───── Task inputs

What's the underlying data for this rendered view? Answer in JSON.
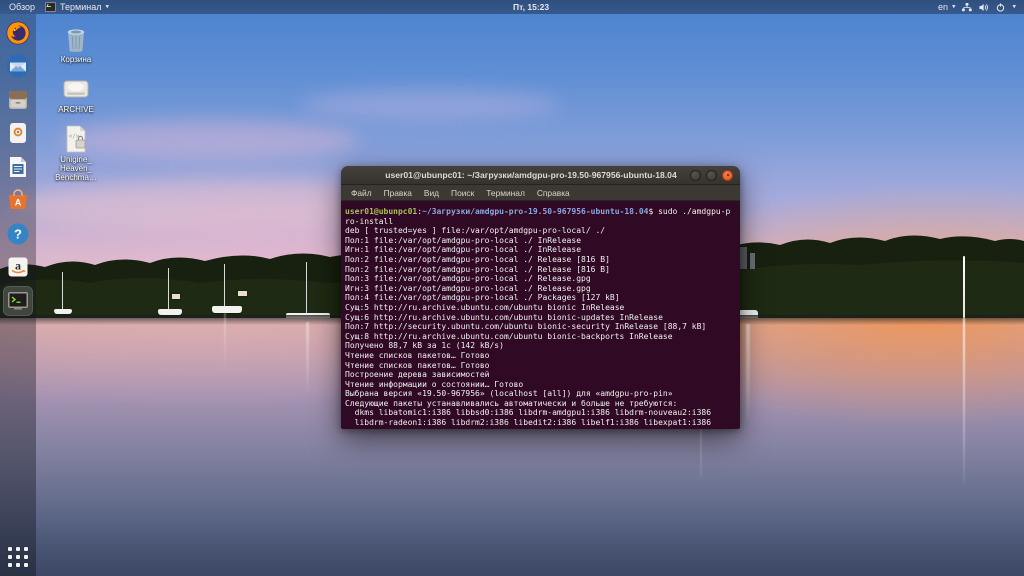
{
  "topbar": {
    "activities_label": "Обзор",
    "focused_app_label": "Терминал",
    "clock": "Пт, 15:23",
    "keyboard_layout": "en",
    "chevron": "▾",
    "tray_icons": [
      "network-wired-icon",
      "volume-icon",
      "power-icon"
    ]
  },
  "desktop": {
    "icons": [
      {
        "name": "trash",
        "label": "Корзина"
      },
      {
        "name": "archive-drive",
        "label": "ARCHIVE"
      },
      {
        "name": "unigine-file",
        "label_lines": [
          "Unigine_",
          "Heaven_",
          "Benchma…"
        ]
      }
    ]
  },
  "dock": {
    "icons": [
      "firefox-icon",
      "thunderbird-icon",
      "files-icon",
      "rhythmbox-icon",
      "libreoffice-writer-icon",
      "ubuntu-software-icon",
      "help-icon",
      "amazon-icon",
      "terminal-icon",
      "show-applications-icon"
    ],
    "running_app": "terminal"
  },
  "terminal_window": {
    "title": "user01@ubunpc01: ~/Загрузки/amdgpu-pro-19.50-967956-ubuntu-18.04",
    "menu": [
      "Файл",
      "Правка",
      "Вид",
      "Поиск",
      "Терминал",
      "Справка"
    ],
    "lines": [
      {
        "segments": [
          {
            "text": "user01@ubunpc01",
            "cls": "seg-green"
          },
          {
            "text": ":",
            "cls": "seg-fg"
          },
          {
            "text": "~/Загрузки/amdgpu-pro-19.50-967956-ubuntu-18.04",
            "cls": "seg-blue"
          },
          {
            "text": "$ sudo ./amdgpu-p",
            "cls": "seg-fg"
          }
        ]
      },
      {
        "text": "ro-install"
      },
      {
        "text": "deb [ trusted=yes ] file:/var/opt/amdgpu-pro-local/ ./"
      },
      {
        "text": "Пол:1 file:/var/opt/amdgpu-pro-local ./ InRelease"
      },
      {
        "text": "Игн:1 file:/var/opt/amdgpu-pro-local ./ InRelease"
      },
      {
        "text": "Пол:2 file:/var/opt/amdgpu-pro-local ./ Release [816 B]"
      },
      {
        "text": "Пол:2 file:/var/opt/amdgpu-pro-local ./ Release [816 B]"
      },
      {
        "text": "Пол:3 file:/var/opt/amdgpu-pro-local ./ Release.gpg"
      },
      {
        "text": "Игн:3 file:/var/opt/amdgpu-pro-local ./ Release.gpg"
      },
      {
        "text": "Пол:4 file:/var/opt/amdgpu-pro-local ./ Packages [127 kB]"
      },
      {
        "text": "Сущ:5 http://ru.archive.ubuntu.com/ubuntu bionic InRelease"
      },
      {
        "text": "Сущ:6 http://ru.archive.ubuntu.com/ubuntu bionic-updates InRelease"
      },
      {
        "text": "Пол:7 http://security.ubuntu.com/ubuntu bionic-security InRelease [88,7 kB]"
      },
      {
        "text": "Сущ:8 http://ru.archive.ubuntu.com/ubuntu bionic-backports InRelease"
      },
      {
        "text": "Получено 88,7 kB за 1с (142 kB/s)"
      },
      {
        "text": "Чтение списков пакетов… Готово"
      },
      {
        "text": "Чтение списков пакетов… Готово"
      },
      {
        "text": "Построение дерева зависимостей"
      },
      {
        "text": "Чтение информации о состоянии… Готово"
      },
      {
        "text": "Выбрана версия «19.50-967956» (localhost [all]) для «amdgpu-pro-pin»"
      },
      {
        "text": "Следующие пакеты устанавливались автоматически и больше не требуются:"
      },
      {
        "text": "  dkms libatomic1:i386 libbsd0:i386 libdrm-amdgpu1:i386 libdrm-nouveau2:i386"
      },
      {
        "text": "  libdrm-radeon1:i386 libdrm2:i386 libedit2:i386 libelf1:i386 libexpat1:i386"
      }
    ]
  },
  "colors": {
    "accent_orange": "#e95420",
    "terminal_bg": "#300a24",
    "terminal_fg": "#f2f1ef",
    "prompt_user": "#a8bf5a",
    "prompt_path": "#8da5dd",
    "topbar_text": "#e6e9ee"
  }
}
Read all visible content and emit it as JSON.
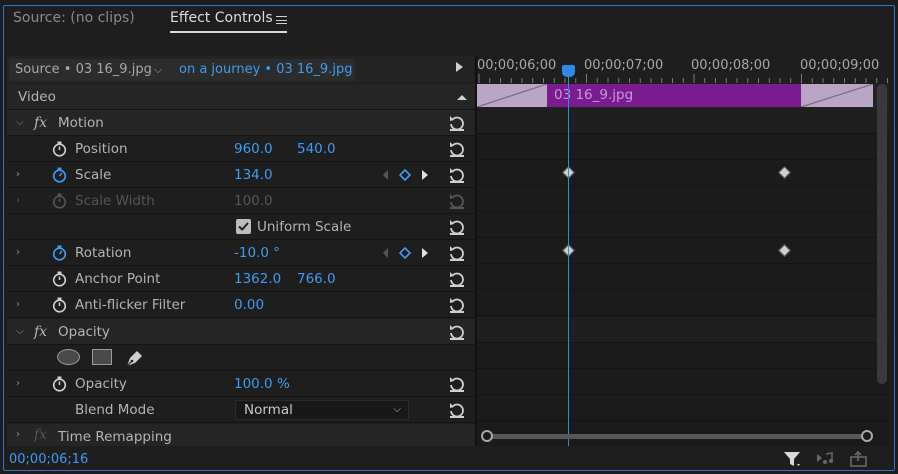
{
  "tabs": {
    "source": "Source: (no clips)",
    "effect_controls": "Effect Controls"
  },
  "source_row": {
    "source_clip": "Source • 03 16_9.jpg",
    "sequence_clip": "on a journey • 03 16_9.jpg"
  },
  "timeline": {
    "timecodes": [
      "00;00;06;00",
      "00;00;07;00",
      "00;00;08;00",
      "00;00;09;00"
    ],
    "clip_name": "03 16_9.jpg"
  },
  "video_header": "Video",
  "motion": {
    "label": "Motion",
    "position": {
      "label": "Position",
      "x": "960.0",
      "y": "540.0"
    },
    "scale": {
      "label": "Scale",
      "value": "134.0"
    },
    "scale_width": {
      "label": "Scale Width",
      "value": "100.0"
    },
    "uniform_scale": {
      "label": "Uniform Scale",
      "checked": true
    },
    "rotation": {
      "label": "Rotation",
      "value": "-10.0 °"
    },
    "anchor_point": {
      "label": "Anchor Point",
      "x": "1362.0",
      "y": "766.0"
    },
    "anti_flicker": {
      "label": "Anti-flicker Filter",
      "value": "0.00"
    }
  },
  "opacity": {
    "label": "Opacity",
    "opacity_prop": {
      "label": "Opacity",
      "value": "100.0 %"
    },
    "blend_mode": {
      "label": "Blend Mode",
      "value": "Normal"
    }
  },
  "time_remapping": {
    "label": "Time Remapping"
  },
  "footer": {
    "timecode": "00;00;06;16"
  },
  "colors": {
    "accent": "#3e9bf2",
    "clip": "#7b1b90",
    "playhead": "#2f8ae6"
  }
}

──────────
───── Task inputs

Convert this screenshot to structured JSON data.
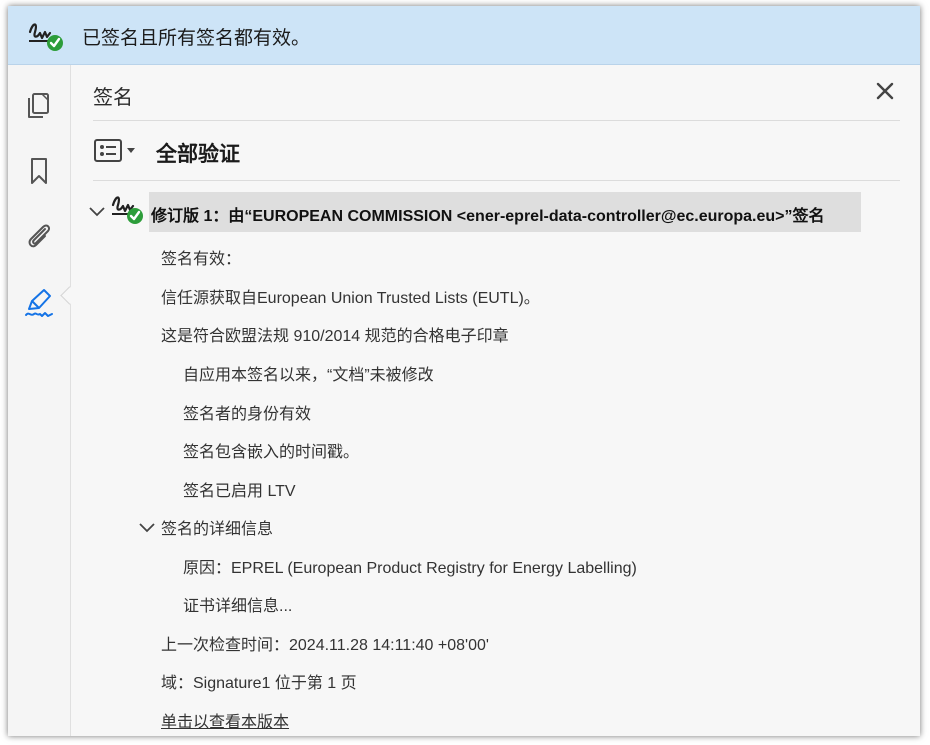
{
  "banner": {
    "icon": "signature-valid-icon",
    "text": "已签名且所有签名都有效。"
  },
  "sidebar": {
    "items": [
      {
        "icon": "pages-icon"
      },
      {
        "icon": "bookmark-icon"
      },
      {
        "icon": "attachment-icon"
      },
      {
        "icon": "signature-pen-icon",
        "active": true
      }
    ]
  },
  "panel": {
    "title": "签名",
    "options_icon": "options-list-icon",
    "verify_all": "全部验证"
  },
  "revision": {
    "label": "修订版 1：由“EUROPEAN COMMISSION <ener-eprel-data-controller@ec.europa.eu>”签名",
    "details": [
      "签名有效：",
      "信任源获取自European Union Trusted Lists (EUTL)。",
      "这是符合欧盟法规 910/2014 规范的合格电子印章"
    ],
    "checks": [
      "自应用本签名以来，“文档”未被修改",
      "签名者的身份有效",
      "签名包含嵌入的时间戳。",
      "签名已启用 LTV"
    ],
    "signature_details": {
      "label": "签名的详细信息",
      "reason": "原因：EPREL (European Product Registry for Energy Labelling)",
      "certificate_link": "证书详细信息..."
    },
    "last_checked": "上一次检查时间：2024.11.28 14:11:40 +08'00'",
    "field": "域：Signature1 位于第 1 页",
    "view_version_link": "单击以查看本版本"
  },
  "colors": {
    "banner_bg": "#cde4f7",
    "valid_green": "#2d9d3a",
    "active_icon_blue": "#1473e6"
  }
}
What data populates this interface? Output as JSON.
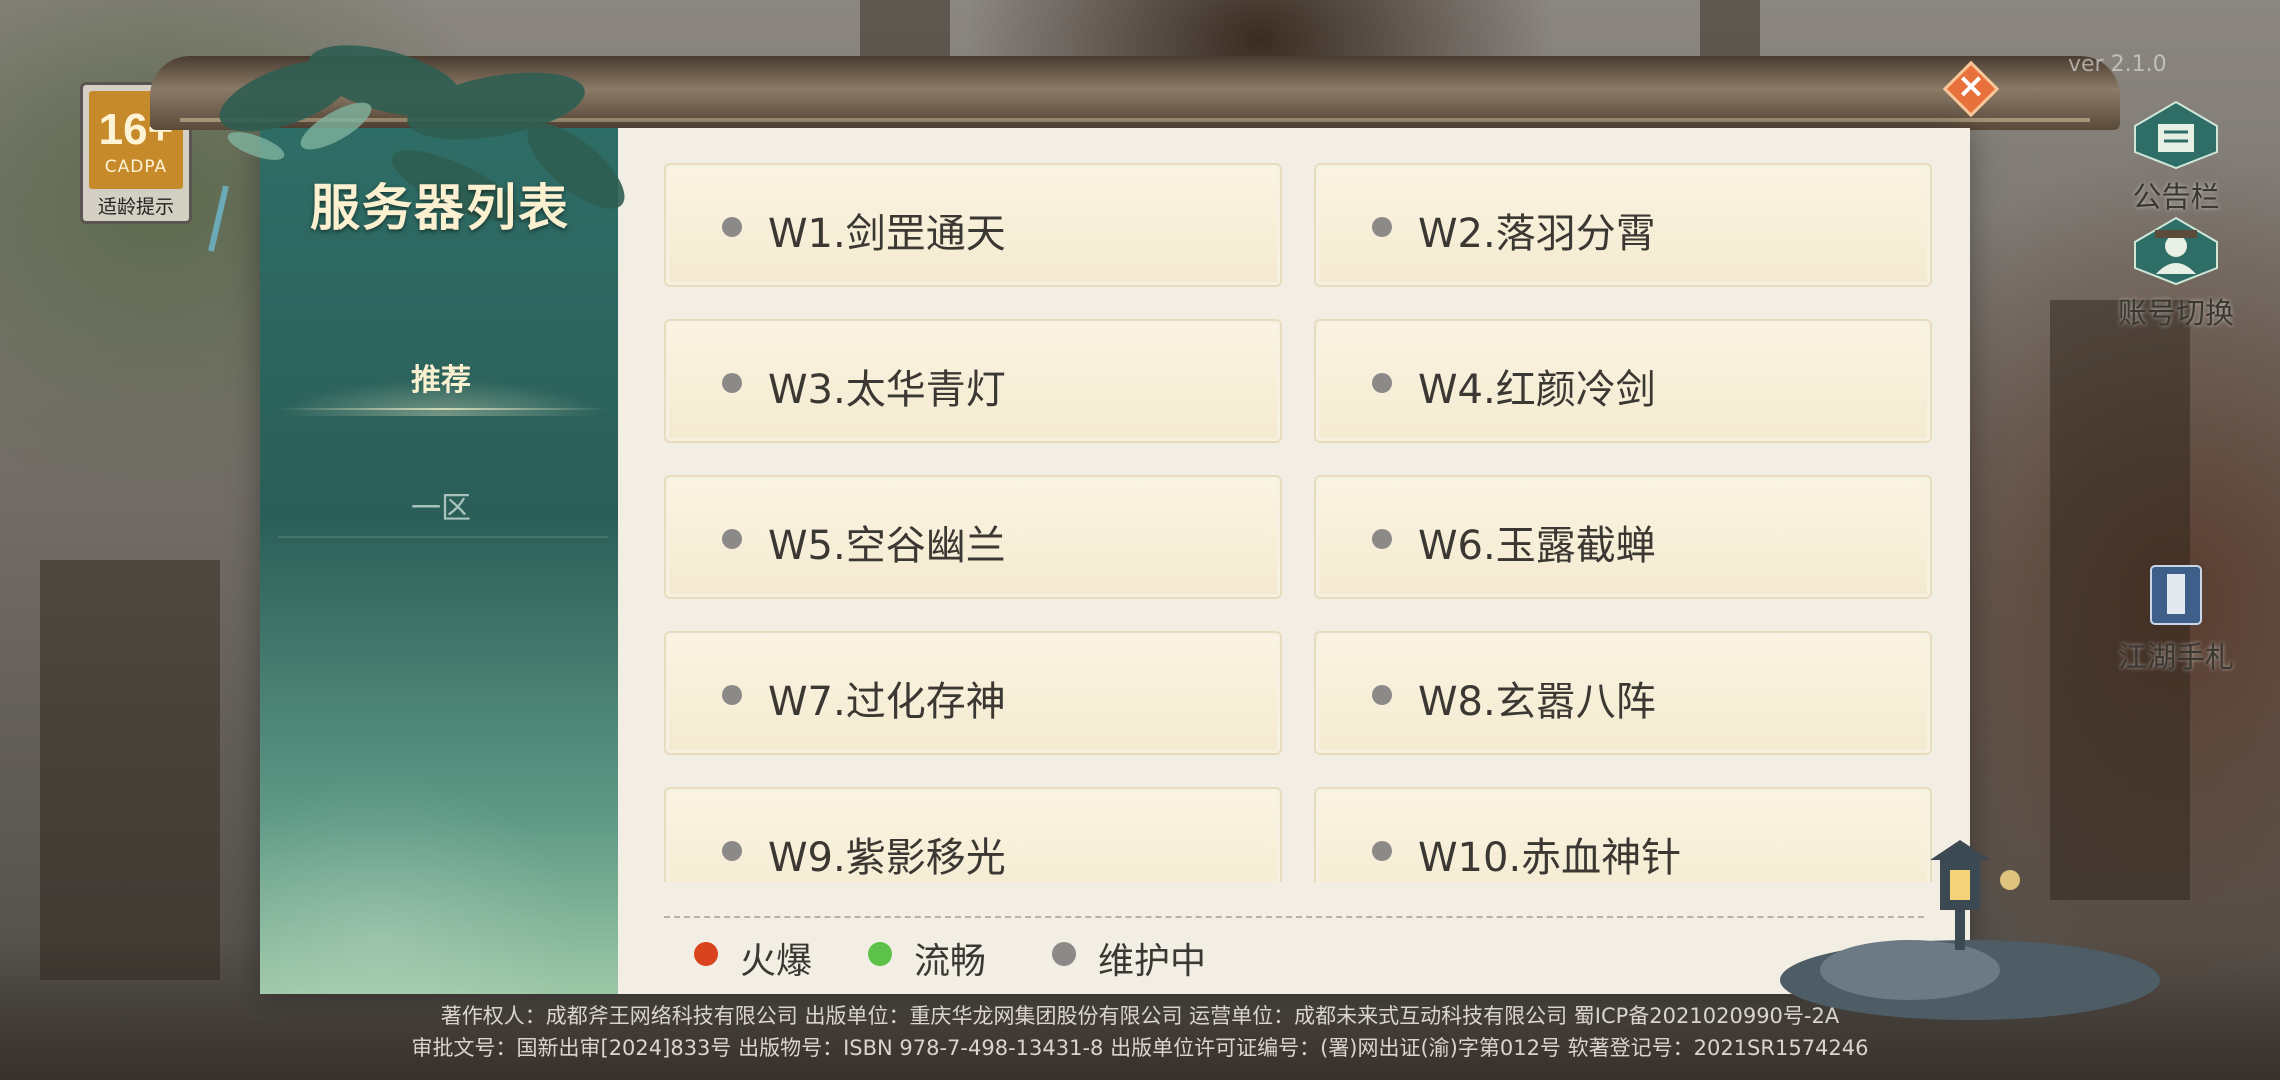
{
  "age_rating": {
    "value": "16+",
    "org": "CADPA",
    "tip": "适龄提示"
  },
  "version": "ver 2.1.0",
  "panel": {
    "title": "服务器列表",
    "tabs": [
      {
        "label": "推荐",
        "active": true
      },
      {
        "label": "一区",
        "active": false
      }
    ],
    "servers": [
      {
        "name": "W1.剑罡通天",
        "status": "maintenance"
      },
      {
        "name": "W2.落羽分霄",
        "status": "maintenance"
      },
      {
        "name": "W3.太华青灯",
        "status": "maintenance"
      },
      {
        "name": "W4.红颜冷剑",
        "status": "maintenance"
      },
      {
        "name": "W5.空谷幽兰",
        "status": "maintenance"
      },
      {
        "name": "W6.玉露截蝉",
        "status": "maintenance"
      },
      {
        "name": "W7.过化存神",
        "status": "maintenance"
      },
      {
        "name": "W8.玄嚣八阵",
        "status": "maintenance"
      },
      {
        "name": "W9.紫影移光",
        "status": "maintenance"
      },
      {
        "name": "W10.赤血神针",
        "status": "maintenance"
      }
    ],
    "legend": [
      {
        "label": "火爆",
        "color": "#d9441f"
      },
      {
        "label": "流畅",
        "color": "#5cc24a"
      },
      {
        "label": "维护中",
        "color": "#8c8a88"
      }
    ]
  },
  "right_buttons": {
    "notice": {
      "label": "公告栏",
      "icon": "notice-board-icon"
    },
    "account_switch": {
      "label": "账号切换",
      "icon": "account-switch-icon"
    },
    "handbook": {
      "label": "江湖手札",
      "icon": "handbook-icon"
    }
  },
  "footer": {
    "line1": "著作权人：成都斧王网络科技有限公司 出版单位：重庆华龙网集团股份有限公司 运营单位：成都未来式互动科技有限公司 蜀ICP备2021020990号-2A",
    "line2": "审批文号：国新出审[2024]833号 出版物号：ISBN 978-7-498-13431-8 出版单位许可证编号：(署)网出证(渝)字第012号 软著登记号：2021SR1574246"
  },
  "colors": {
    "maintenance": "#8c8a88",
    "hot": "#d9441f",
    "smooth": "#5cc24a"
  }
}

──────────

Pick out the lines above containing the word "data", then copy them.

What's the underlying data for this rendered view? Answer in JSON.
Convert this screenshot to structured JSON data.
    "label": "修订版 1：由“EUROPEAN COMMISSION <ener-eprel-data-controller@ec.europa.eu>”签名",
What data populates this interface? Output as JSON.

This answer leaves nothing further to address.